For the string "initial", find every matching line in the records and copy it.

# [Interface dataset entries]
___

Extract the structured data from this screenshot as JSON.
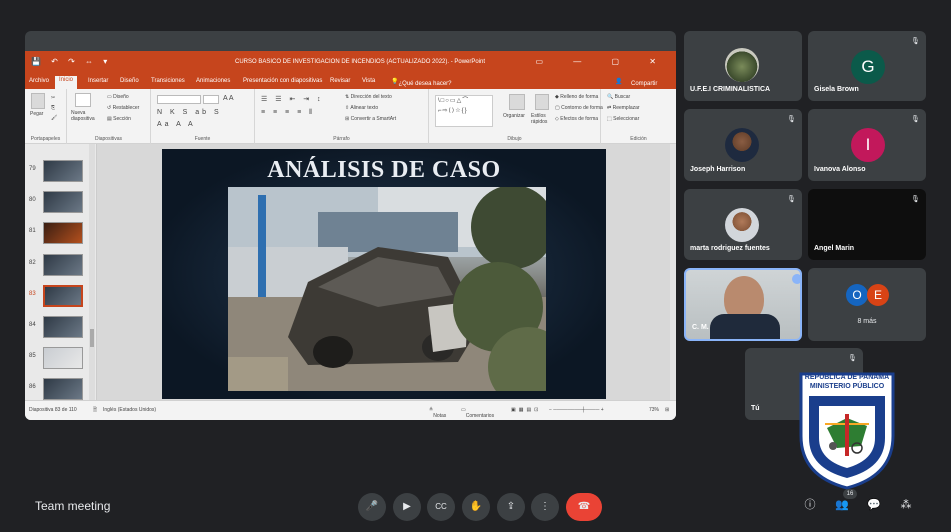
{
  "powerpoint": {
    "quick_access": "💾 ↶ ↷ ⇔ ▾",
    "window_title": "CURSO BASICO DE INVESTIGACION DE INCENDIOS (ACTUALIZADO 2022). - PowerPoint",
    "window_controls": "▭ — ▢ ✕",
    "tabs": [
      "Archivo",
      "Inicio",
      "Insertar",
      "Diseño",
      "Transiciones",
      "Animaciones",
      "Presentación con diapositivas",
      "Revisar",
      "Vista"
    ],
    "active_tab": "Inicio",
    "tell_me": "¿Qué desea hacer?",
    "share": "Compartir",
    "ribbon": {
      "paste": "Pegar",
      "new_slide": "Nueva diapositiva",
      "layout": "Diseño",
      "reset": "Restablecer",
      "section": "Sección",
      "text_direction": "Dirección del texto",
      "align_text": "Alinear texto",
      "smartart": "Convertir a SmartArt",
      "organize": "Organizar",
      "quick_styles": "Estilos rápidos",
      "shape_fill": "Relleno de forma",
      "shape_outline": "Contorno de forma",
      "shape_effects": "Efectos de forma",
      "find": "Buscar",
      "replace": "Reemplazar",
      "select": "Seleccionar",
      "groups": [
        "Portapapeles",
        "Diapositivas",
        "Fuente",
        "Párrafo",
        "Dibujo",
        "Edición"
      ]
    },
    "thumbnails": [
      "79",
      "80",
      "81",
      "82",
      "83",
      "84",
      "85",
      "86"
    ],
    "selected_thumbnail": "83",
    "slide_title": "ANÁLISIS DE CASO",
    "status": {
      "slide_position": "Diapositiva 83 de 110",
      "language": "Inglés (Estados Unidos)",
      "notes": "Notas",
      "comments": "Comentarios",
      "zoom": "73%"
    }
  },
  "participants": [
    {
      "name": "U.F.E.I CRIMINALISTICA",
      "type": "photo",
      "muted": false
    },
    {
      "name": "Gisela Brown",
      "type": "initial",
      "initial": "G",
      "color": "#0b5a4a",
      "muted": true
    },
    {
      "name": "Joseph Harrison",
      "type": "photo",
      "muted": true
    },
    {
      "name": "Ivanova Alonso",
      "type": "initial",
      "initial": "I",
      "color": "#c2185b",
      "muted": true
    },
    {
      "name": "marta rodriguez fuentes",
      "type": "photo",
      "muted": true
    },
    {
      "name": "Angel Marin",
      "type": "dark",
      "muted": true
    },
    {
      "name": "C. M.",
      "type": "video",
      "muted": false,
      "speaking": true
    },
    {
      "name": "Tú",
      "type": "self",
      "muted": true
    }
  ],
  "more_tile": {
    "label": "8 más",
    "avatars": [
      {
        "initial": "O",
        "color": "#1565c0"
      },
      {
        "initial": "E",
        "color": "#d84315"
      }
    ]
  },
  "bottom_bar": {
    "meeting_title": "Team meeting",
    "participant_count": "16"
  },
  "seal": {
    "line1": "REPÚBLICA DE PANAMÁ",
    "line2": "MINISTERIO PÚBLICO",
    "ring_text": "INSTITUTO DE MEDICINA LEGAL Y CIENCIAS FORENSES"
  },
  "colors": {
    "background": "#202124",
    "tile": "#3c4043",
    "ppt_accent": "#c6451d",
    "end_call": "#ea4335",
    "speaking": "#8ab4f8"
  }
}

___

# [Response area]
      "type": "initial",
      "initial": "G",
      "type": "initial",
      "initial": "I",
        "initial": "O",
        "initial": "E",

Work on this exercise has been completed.